During the period that the forum was in session, Mukhtar Mammadov, Azerbaijan’s first-ever ambassador to Israel, had been scheduled to present his credentials to President Herzog last Thursday, but the ceremony was postponed due to nationwide demonstrations and traffic disruption. Although Israel has had an embassy in Baku for some three decades, Baku did not have an embassy in Israel. Now it will, thereby adding to the growing number of resident ambassadors from mainly Muslim countries, the first of which was Turkey.
In November last year, the Azeri parliament voted for the establishment of an embassy in Israel. In December 1991, Israel was among the first countries to recognize Azerbaijan, just over a month after it achieved independence. Netanyahu visited Azerbaijan in December 2016 to celebrate the 25th anniversary of bilateral relations.

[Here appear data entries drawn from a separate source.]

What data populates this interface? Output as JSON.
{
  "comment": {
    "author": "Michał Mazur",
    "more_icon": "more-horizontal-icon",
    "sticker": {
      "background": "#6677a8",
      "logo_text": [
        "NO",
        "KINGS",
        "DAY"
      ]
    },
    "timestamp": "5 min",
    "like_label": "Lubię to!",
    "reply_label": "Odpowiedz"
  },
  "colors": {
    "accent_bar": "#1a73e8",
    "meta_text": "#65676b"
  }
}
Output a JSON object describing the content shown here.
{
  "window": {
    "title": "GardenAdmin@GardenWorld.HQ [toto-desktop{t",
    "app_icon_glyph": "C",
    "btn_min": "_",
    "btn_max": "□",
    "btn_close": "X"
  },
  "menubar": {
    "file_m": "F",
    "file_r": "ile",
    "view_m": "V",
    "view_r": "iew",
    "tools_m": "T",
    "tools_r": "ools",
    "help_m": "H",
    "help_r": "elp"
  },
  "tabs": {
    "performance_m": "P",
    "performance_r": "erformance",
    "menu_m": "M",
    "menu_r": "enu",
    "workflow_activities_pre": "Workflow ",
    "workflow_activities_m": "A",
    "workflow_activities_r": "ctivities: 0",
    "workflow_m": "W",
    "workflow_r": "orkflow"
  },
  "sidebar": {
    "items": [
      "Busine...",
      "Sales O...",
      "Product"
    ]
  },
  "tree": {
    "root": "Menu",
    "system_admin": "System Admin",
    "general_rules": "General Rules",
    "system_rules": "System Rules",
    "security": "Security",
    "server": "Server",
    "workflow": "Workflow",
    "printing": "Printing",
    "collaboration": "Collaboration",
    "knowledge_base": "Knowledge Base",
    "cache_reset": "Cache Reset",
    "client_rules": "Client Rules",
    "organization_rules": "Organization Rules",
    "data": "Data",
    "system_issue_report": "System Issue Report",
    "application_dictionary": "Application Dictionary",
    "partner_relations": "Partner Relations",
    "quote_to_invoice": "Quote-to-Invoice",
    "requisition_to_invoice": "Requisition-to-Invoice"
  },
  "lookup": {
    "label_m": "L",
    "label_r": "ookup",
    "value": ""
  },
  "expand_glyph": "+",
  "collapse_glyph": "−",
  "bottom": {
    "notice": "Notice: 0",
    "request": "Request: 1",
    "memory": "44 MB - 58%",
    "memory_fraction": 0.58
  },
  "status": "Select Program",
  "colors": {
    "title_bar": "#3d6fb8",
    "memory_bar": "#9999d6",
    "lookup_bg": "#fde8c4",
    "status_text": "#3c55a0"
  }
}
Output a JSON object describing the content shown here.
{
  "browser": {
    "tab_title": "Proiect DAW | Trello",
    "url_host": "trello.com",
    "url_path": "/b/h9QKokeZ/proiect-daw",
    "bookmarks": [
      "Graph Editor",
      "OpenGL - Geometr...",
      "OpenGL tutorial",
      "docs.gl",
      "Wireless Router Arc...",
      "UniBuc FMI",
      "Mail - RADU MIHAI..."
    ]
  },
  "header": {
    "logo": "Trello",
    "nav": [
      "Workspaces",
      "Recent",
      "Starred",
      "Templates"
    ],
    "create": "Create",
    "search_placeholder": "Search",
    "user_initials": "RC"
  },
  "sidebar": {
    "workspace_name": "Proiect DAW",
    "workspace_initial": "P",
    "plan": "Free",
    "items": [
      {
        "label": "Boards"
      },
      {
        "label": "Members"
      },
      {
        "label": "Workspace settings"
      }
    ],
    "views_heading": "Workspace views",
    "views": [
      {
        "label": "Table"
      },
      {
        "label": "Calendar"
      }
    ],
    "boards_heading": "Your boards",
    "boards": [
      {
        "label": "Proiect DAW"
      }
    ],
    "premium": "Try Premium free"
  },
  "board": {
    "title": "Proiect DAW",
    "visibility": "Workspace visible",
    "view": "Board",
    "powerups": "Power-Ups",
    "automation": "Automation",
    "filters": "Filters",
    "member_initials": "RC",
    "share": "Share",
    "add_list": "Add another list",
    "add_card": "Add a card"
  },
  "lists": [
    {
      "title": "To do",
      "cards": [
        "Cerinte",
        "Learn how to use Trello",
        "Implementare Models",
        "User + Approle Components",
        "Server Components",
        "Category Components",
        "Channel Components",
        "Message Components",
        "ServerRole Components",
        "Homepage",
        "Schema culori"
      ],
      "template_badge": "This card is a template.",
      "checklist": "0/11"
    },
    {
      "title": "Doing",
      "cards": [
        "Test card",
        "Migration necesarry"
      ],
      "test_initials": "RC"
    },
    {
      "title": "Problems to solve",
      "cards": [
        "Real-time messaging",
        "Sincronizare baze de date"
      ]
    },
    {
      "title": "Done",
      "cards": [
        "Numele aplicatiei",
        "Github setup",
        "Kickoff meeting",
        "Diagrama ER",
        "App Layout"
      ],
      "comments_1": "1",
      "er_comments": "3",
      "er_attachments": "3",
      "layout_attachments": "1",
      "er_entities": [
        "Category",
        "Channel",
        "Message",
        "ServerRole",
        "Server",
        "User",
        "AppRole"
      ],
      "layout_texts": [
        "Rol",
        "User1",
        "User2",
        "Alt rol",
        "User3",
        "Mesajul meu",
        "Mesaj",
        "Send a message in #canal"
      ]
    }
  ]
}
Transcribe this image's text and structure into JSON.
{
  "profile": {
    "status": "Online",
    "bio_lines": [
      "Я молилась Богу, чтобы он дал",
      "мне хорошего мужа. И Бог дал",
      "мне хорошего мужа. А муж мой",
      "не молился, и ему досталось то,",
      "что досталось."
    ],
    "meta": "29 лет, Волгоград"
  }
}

■ TO MOST people, March 30 has very little significance. For Americans it means the 1867 purchase of Alaska from Russia. For the British it means the death, in 2002, of the beloved Queen Mother Elizabeth, who died at the age of 101. For the French, it marks the 1856 Treaty of Paris, signed by France, Great Britain, the Ottoman Empire, Sardinia and Russia, which marked the end of the Crimean War. For Israel, it is the anniversary of the launch of public broadcasting in 1936 by the British Mandate authorities, with the title Jerusalem Calling under the wing of the Palestine Broadcasting Service. It broadcast in Hebrew, English and Arabic. Jerusalem Calling was the English title. In Hebrew it was called Kol Yerushalayim, and in Arabic Iza’at al Quds.
In 2006, Israel Radio (Kol Yisrael), which was originally Kol Yerushalayim, celebrated its 70th anniversary with a series of nostalgic broadcasts and a reenactment of the first broadcast from Jerusalem’s gutted but historic Palace Hotel, which is now the Jerusalem Waldorf Astoria. Credit for the enactment and the script goes to Yoav Ginai (now with Army Radio) and Izzy Mann, who was the unofficial historian of the now defunct Israel Broadcasting Authority, and who, in addition to presenting a history-based program on radio, authored a wonderful book in which he reminded readers of radio and television personalities – some long dead – whose names used to be household words. Over the years, many attempts have been made to close down public broadcasting in Israel, and currently that threat looms very large. Israel Radio, KAN 11 and Army Radio are making every effort to fight that threat.
The most effective way would be for all Israeli broadcasting outlets to join forces and to desist from interviewing legislators and ministers. Even those who approve of the demise of public broadcasting still enjoy being interviewed on public broadcasting platforms. But if everyone closed the door – or, rather, the microphone – on them, they might realize what they and the nation would be losing.
Ruth Belkin, the first English-language announcer on Jerusalem Calling, fell in love with a British officer, divorced her husband and returned to England with the officer, whom she married. Following his death, she came back to Israel as Ruth Connell Robertson and worked for several years as a copy editor at The Jerusalem Post.